• _Task brief_: In the data that follows, count every line holding the string "JSON" and give the count alone.

• _Data in this exercise_:
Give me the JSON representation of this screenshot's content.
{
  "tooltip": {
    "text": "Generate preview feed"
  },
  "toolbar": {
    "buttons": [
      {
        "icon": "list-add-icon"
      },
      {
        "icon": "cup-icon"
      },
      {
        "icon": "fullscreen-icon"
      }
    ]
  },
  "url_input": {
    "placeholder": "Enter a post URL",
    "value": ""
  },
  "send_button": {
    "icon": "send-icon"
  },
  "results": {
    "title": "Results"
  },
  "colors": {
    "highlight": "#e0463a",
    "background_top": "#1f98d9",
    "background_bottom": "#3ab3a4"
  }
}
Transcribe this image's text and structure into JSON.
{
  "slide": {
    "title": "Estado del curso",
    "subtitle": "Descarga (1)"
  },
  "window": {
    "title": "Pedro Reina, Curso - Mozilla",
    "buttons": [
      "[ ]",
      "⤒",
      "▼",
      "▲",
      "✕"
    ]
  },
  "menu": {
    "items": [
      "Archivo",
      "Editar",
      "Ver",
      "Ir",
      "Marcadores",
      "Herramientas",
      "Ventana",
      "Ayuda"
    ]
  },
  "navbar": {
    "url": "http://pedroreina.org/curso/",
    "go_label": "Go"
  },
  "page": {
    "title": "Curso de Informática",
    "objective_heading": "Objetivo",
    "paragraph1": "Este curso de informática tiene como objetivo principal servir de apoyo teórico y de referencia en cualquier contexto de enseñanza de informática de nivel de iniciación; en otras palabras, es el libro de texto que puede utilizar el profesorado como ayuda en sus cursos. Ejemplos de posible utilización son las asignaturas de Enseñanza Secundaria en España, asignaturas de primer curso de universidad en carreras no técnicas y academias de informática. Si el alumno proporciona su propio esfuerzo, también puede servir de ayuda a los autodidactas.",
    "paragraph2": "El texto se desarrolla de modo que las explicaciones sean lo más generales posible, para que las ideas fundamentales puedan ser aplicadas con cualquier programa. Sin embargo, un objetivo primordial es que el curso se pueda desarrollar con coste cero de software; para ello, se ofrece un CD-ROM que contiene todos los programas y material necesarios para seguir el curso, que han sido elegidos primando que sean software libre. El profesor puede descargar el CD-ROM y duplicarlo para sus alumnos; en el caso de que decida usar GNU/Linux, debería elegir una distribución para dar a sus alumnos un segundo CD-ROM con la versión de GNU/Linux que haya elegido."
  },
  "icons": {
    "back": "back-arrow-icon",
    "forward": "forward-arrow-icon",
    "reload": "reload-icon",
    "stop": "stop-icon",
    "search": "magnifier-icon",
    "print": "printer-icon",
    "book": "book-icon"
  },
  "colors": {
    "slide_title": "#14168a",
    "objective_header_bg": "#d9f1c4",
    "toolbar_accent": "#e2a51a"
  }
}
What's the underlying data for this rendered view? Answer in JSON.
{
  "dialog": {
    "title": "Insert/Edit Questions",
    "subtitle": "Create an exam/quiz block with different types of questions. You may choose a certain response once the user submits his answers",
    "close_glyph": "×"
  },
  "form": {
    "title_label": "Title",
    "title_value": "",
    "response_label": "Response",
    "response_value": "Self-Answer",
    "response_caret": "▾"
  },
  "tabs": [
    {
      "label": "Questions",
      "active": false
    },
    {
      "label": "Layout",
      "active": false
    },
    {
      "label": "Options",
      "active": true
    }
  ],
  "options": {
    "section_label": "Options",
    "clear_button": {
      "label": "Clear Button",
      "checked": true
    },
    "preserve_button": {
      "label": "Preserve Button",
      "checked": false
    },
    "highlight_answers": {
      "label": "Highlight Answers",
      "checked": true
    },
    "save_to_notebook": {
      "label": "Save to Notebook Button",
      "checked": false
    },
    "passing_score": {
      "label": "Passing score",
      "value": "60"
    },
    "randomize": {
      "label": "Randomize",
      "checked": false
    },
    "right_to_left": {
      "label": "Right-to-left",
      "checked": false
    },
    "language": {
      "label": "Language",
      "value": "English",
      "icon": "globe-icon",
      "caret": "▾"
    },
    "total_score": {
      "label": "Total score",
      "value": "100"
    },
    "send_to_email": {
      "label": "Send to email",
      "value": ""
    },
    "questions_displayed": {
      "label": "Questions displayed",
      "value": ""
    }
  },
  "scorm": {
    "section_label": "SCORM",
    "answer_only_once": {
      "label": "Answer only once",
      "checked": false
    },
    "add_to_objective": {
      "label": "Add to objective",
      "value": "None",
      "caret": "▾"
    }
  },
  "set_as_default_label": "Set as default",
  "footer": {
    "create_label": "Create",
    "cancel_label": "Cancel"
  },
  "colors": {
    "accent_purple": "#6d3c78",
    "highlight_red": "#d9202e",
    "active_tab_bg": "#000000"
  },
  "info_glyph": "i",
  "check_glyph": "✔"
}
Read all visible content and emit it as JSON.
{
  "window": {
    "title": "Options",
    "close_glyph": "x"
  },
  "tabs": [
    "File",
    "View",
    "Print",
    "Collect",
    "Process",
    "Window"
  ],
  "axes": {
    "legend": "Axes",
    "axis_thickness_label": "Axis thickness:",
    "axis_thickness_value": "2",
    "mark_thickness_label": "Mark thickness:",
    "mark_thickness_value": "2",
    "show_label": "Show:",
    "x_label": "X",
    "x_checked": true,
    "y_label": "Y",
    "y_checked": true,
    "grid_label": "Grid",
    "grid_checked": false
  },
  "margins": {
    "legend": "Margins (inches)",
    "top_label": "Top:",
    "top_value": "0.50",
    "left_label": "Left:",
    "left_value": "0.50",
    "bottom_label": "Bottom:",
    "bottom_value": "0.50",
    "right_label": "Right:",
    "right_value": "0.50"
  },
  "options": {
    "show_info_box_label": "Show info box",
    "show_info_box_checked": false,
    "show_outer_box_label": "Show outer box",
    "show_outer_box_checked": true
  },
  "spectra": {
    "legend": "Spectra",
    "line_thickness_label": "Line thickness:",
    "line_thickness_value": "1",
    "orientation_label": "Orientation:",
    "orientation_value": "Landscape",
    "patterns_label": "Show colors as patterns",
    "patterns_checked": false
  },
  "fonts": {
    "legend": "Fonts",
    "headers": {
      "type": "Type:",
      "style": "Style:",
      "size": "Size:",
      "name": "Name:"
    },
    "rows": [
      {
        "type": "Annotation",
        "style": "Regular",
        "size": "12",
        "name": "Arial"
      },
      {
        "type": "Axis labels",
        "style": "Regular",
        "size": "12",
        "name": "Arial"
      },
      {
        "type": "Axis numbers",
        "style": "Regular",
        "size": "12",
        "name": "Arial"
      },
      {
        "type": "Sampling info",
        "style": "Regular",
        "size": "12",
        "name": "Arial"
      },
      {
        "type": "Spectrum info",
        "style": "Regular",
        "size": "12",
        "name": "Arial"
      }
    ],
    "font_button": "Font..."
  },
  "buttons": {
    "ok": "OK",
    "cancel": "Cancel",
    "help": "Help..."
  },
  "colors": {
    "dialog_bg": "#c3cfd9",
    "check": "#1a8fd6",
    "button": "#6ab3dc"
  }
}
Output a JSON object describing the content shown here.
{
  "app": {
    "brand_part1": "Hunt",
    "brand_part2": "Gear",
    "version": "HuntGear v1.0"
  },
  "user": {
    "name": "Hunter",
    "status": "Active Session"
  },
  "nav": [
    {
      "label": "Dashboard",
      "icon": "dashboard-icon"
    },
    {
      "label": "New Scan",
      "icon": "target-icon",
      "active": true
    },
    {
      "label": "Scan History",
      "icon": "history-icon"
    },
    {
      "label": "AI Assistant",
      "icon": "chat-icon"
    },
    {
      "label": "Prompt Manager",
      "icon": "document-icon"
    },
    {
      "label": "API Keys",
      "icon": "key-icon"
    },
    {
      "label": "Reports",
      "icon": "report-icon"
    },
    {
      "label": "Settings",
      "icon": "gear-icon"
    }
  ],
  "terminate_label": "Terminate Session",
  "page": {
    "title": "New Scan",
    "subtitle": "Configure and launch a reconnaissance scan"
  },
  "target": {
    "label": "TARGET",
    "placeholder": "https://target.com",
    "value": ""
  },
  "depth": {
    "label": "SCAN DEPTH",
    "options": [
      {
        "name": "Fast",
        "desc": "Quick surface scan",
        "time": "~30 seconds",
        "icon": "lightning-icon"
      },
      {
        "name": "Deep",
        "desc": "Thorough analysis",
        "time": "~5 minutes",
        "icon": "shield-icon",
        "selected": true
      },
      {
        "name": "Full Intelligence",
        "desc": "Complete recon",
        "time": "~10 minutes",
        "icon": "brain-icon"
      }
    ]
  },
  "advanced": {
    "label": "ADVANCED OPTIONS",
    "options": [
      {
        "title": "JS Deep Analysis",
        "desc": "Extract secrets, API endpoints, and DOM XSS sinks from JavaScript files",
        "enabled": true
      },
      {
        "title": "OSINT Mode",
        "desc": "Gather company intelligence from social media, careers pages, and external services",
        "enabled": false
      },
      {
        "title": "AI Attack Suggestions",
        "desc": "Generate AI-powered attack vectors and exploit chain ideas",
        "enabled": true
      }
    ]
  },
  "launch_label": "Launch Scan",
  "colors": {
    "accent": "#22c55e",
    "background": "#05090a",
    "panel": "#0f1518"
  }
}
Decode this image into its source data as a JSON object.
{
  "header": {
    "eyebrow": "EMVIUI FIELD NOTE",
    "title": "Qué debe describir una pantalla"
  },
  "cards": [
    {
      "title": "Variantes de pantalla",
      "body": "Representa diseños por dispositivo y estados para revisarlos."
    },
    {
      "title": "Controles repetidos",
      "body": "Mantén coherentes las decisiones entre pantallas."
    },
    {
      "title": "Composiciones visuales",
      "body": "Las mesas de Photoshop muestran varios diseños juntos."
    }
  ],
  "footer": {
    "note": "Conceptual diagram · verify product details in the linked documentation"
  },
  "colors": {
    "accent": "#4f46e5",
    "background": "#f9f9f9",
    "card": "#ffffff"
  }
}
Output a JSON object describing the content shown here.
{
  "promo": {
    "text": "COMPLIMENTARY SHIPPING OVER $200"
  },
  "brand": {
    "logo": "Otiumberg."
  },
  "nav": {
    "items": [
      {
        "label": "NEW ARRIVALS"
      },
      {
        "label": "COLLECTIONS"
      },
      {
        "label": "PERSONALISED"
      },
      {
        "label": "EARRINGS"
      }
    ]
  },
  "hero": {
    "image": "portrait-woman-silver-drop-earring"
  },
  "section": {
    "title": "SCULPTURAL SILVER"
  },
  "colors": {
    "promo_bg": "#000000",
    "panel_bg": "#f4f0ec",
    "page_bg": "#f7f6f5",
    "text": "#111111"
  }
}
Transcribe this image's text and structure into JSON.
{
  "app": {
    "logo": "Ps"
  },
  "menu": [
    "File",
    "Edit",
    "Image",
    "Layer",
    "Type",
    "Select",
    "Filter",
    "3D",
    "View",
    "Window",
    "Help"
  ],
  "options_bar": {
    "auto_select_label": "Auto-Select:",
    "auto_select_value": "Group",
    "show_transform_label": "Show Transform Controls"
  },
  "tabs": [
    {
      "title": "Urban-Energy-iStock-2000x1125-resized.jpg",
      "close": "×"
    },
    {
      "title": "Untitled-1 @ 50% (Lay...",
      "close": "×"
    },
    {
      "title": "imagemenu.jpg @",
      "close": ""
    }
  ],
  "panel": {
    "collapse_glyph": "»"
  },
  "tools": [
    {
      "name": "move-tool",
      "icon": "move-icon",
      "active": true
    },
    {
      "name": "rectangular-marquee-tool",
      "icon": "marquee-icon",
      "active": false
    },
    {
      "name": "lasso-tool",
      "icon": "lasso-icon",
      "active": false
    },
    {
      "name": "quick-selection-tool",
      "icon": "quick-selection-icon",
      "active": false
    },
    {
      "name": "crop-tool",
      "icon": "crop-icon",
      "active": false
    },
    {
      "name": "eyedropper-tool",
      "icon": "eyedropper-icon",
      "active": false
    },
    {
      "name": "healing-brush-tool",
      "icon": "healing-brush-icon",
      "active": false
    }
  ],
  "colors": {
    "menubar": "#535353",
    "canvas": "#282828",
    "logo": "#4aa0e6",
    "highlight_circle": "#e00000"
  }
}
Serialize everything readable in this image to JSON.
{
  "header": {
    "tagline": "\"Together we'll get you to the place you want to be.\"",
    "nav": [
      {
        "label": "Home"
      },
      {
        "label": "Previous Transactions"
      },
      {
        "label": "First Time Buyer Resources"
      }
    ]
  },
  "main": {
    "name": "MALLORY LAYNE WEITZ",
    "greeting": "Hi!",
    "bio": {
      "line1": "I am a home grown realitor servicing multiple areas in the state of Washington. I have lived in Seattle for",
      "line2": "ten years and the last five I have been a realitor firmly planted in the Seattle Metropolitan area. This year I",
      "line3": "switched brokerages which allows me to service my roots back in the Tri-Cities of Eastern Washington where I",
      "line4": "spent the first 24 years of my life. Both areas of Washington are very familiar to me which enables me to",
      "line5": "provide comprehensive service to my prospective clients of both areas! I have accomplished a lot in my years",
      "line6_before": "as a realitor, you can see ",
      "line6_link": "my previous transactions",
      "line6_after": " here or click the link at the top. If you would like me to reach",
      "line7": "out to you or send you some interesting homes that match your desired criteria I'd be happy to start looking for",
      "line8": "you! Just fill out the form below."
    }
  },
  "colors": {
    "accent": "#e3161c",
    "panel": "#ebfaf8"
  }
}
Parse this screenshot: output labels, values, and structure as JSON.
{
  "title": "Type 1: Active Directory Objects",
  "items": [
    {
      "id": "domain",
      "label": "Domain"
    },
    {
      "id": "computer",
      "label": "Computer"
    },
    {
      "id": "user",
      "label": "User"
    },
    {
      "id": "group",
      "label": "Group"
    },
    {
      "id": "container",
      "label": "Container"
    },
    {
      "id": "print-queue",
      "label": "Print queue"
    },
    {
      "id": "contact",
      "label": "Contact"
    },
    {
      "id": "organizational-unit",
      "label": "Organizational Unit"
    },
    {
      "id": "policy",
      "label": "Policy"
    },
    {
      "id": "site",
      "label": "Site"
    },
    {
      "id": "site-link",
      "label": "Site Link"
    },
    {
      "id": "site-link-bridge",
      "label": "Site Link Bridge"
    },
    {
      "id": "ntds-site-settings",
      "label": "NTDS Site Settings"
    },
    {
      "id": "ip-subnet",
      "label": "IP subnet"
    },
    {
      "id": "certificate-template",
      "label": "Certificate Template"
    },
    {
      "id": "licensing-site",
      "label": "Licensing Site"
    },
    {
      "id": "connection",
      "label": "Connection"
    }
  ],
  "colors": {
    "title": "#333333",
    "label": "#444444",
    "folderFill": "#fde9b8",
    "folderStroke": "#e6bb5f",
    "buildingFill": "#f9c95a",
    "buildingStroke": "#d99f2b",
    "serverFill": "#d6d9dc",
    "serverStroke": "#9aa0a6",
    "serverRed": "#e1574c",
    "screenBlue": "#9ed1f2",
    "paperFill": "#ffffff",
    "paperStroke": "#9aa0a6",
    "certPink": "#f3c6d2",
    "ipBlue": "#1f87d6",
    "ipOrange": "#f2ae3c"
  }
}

• _Exercise response_: 10